> [What you need to do] The response must match the data below exactly, line for line.

(Data records for software interfaces)
-.-.-

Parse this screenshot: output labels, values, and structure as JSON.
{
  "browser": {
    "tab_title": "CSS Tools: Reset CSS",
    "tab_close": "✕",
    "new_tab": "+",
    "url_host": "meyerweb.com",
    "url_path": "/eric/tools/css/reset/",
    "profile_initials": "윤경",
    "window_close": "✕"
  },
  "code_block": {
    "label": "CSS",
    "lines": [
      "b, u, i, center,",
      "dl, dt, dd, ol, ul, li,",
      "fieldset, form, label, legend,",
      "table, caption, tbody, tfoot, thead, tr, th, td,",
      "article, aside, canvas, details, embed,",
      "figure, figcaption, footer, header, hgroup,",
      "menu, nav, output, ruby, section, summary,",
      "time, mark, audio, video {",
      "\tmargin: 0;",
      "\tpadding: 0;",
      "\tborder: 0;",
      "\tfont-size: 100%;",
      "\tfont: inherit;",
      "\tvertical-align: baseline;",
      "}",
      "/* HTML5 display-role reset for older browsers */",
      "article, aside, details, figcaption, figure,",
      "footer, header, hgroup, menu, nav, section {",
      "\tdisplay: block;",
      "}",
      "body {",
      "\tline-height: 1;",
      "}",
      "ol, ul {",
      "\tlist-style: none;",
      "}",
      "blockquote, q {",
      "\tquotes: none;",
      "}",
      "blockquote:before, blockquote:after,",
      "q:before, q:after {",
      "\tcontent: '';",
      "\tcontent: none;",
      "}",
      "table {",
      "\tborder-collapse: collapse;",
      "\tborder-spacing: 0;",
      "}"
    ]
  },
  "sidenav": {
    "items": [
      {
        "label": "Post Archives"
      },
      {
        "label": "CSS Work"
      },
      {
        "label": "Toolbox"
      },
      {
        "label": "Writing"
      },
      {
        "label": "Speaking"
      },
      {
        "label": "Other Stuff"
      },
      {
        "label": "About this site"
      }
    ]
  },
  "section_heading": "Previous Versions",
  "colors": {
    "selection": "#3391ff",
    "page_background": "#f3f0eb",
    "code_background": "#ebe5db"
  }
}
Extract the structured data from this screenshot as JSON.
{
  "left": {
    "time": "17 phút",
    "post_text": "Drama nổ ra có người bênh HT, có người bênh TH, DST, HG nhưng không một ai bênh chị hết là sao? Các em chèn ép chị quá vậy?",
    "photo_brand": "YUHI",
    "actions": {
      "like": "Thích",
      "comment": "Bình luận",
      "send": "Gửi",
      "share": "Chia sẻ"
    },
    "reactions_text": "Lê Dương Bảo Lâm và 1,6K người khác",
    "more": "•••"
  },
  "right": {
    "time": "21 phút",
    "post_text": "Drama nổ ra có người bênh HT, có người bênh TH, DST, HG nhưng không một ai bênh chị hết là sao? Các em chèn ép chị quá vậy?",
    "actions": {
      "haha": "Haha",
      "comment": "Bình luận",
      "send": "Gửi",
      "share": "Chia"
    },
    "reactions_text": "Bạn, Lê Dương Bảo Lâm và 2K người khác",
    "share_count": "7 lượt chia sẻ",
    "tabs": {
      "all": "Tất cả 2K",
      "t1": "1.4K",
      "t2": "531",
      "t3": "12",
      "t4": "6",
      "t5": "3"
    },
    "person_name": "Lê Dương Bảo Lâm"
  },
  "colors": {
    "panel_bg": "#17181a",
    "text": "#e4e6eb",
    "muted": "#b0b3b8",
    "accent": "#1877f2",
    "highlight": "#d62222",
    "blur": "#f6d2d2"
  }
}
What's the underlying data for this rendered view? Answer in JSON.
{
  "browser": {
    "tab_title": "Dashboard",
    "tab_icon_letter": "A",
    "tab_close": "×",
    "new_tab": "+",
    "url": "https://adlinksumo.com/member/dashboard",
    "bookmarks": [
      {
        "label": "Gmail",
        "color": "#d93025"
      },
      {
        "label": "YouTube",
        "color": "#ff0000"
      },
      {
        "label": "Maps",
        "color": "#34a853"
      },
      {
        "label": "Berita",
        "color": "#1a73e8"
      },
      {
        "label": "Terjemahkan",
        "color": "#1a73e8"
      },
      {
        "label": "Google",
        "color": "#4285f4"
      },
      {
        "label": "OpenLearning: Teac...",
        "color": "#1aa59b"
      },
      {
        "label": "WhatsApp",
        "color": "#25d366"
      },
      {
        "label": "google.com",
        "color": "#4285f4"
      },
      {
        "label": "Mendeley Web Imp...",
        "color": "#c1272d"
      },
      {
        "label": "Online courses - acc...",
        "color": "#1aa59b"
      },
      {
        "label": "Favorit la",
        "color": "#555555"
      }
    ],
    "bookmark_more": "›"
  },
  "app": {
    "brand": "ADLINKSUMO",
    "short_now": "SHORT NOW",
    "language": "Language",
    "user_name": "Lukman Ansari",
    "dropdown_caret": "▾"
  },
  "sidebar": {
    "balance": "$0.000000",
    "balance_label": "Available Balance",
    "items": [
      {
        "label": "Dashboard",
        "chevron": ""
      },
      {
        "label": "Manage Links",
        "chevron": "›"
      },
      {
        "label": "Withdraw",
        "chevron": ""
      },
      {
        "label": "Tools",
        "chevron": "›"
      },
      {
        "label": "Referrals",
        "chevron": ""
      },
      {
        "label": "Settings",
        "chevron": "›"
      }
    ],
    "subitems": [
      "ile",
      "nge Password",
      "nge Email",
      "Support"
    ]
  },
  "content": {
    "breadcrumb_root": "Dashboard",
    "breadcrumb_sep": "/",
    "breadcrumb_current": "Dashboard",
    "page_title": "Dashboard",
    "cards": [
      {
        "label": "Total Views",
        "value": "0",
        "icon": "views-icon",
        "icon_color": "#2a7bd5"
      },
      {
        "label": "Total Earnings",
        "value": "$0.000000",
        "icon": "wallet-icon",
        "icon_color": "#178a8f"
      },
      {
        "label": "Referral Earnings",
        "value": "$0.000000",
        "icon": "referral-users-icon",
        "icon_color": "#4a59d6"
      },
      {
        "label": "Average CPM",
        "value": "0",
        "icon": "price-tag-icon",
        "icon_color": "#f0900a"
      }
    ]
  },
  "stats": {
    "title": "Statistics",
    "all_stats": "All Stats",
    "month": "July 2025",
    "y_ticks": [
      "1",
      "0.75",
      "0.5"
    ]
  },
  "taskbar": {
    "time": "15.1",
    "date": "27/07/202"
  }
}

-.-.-

> [Answer for this exercise]
Parse this screenshot: output labels, values, and structure as JSON.
{
  "browser": {
    "tab_title": "CSS Tools: Reset CSS",
    "tab_close": "✕",
    "new_tab": "+",
    "url_host": "meyerweb.com",
    "url_path": "/eric/tools/css/reset/",
    "profile_initials": "윤경",
    "window_close": "✕"
  },
  "code_block": {
    "label": "CSS",
    "lines": [
      "b, u, i, center,",
      "dl, dt, dd, ol, ul, li,",
      "fieldset, form, label, legend,",
      "table, caption, tbody, tfoot, thead, tr, th, td,",
      "article, aside, canvas, details, embed,",
      "figure, figcaption, footer, header, hgroup,",
      "menu, nav, output, ruby, section, summary,",
      "time, mark, audio, video {",
      "\tmargin: 0;",
      "\tpadding: 0;",
      "\tborder: 0;",
      "\tfont-size: 100%;",
      "\tfont: inherit;",
      "\tvertical-align: baseline;",
      "}",
      "/* HTML5 display-role reset for older browsers */",
      "article, aside, details, figcaption, figure,",
      "footer, header, hgroup, menu, nav, section {",
      "\tdisplay: block;",
      "}",
      "body {",
      "\tline-height: 1;",
      "}",
      "ol, ul {",
      "\tlist-style: none;",
      "}",
      "blockquote, q {",
      "\tquotes: none;",
      "}",
      "blockquote:before, blockquote:after,",
      "q:before, q:after {",
      "\tcontent: '';",
      "\tcontent: none;",
      "}",
      "table {",
      "\tborder-collapse: collapse;",
      "\tborder-spacing: 0;",
      "}"
    ]
  },
  "sidenav": {
    "items": [
      {
        "label": "Post Archives"
      },
      {
        "label": "CSS Work"
      },
      {
        "label": "Toolbox"
      },
      {
        "label": "Writing"
      },
      {
        "label": "Speaking"
      },
      {
        "label": "Other Stuff"
      },
      {
        "label": "About this site"
      }
    ]
  },
  "section_heading": "Previous Versions",
  "colors": {
    "selection": "#3391ff",
    "page_background": "#f3f0eb",
    "code_background": "#ebe5db"
  }
}
Extract the structured data from this screenshot as JSON.
{
  "left": {
    "time": "17 phút",
    "post_text": "Drama nổ ra có người bênh HT, có người bênh TH, DST, HG nhưng không một ai bênh chị hết là sao? Các em chèn ép chị quá vậy?",
    "photo_brand": "YUHI",
    "actions": {
      "like": "Thích",
      "comment": "Bình luận",
      "send": "Gửi",
      "share": "Chia sẻ"
    },
    "reactions_text": "Lê Dương Bảo Lâm và 1,6K người khác",
    "more": "•••"
  },
  "right": {
    "time": "21 phút",
    "post_text": "Drama nổ ra có người bênh HT, có người bênh TH, DST, HG nhưng không một ai bênh chị hết là sao? Các em chèn ép chị quá vậy?",
    "actions": {
      "haha": "Haha",
      "comment": "Bình luận",
      "send": "Gửi",
      "share": "Chia"
    },
    "reactions_text": "Bạn, Lê Dương Bảo Lâm và 2K người khác",
    "share_count": "7 lượt chia sẻ",
    "tabs": {
      "all": "Tất cả 2K",
      "t1": "1.4K",
      "t2": "531",
      "t3": "12",
      "t4": "6",
      "t5": "3"
    },
    "person_name": "Lê Dương Bảo Lâm"
  },
  "colors": {
    "panel_bg": "#17181a",
    "text": "#e4e6eb",
    "muted": "#b0b3b8",
    "accent": "#1877f2",
    "highlight": "#d62222",
    "blur": "#f6d2d2"
  }
}
What's the underlying data for this rendered view? Answer in JSON.
{
  "browser": {
    "tab_title": "Dashboard",
    "tab_icon_letter": "A",
    "tab_close": "×",
    "new_tab": "+",
    "url": "https://adlinksumo.com/member/dashboard",
    "bookmarks": [
      {
        "label": "Gmail",
        "color": "#d93025"
      },
      {
        "label": "YouTube",
        "color": "#ff0000"
      },
      {
        "label": "Maps",
        "color": "#34a853"
      },
      {
        "label": "Berita",
        "color": "#1a73e8"
      },
      {
        "label": "Terjemahkan",
        "color": "#1a73e8"
      },
      {
        "label": "Google",
        "color": "#4285f4"
      },
      {
        "label": "OpenLearning: Teac...",
        "color": "#1aa59b"
      },
      {
        "label": "WhatsApp",
        "color": "#25d366"
      },
      {
        "label": "google.com",
        "color": "#4285f4"
      },
      {
        "label": "Mendeley Web Imp...",
        "color": "#c1272d"
      },
      {
        "label": "Online courses - acc...",
        "color": "#1aa59b"
      },
      {
        "label": "Favorit la",
        "color": "#555555"
      }
    ],
    "bookmark_more": "›"
  },
  "app": {
    "brand": "ADLINKSUMO",
    "short_now": "SHORT NOW",
    "language": "Language",
    "user_name": "Lukman Ansari",
    "dropdown_caret": "▾"
  },
  "sidebar": {
    "balance": "$0.000000",
    "balance_label": "Available Balance",
    "items": [
      {
        "label": "Dashboard",
        "chevron": ""
      },
      {
        "label": "Manage Links",
        "chevron": "›"
      },
      {
        "label": "Withdraw",
        "chevron": ""
      },
      {
        "label": "Tools",
        "chevron": "›"
      },
      {
        "label": "Referrals",
        "chevron": ""
      },
      {
        "label": "Settings",
        "chevron": "›"
      }
    ],
    "subitems": [
      "ile",
      "nge Password",
      "nge Email",
      "Support"
    ]
  },
  "content": {
    "breadcrumb_root": "Dashboard",
    "breadcrumb_sep": "/",
    "breadcrumb_current": "Dashboard",
    "page_title": "Dashboard",
    "cards": [
      {
        "label": "Total Views",
        "value": "0",
        "icon": "views-icon",
        "icon_color": "#2a7bd5"
      },
      {
        "label": "Total Earnings",
        "value": "$0.000000",
        "icon": "wallet-icon",
        "icon_color": "#178a8f"
      },
      {
        "label": "Referral Earnings",
        "value": "$0.000000",
        "icon": "referral-users-icon",
        "icon_color": "#4a59d6"
      },
      {
        "label": "Average CPM",
        "value": "0",
        "icon": "price-tag-icon",
        "icon_color": "#f0900a"
      }
    ]
  },
  "stats": {
    "title": "Statistics",
    "all_stats": "All Stats",
    "month": "July 2025",
    "y_ticks": [
      "1",
      "0.75",
      "0.5"
    ]
  },
  "taskbar": {
    "time": "15.1",
    "date": "27/07/202"
  }
}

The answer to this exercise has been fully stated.